If the West had no answers, then the East must have, I reasoned. So began my journey through martial arts and eventually to Taoist meditation, which I started practicing around 1980. I became a teacher of Sundo, a form of Taoist yoga.
From west to east and back again
Then, in 1986, I married Pamela. She came from a Christian background and brought up our children in the church, but I was uninterested. I had found my Taoist path and believed it sufficient. But many years later, in 2000, I became curious. “You know that church you go to?” I said to Pamela. “I’d like to come with you next Sunday.”
Pamela was apprehensive. She had been privately hoping that I would someday become a believer in Jesus. But what if the minister spoke about the Holy Spirit, a concept she knew was totally foreign to me? That would surely be the end of it, she thought. As it happened, the minister preached about Moses that Sunday. I had learned from my father’s side of the family that I was a Levite, so the stories of Moses had always held significance for me growing up. That a Christian church taught about Moses intrigued me. Later that week, I told Pamela I’d like to go back to that church the next Sunday.
I knew at that moment that Yeshua was the Messiah of Israel.
What is happening to me?
Once again, Pamela feared how I would react if the minister spoke about the Holy Spirit. This time, that is exactly what he preached about for over an hour. During the sermon, I felt what I can only describe as the presence of God. I reached over to Pamela and said, “I don’t understand what’s happening. What’s going on?” Well, that was that! The Ruach ha Kodesh – the Holy Spirit – came into my heart.
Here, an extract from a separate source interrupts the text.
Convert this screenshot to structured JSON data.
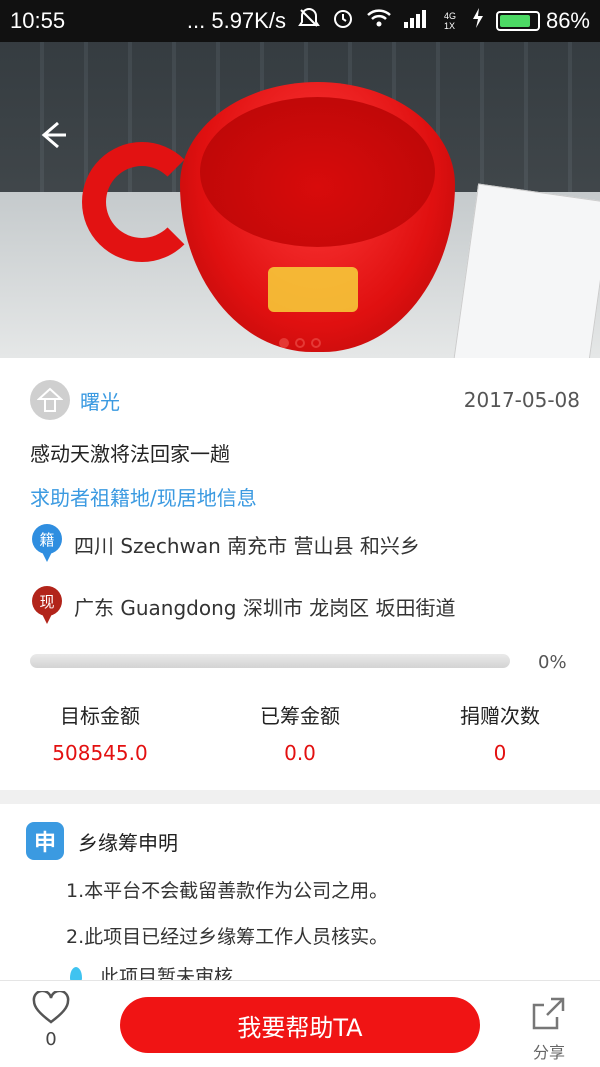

I became a newborn Christian on the spot, as Jesus said in the Gospel of John, “Truly, truly, I say to you, unless one is born again he cannot see the kingdom of God” (John 3:3). It’s hard to describe exactly; it was a spiritual experience, a direct interaction with God through His Holy Spirit. I knew at that moment that Yeshua was the Messiah of Israel.
God loves everyone and has a purpose for each of our lives. I am convinced that he spared my father and his brothers and sisters for a reason. Still, my belief in Yeshua was not an easy thing for me to disclose to my family. I remain a believer that Yeshua is the Messiah for whom Israel has been waiting. There is no need to wait any longer. Jesus wants you to experience him in a personal way, as I did, so that you can know your sins are forgiven and that you will live with God forever.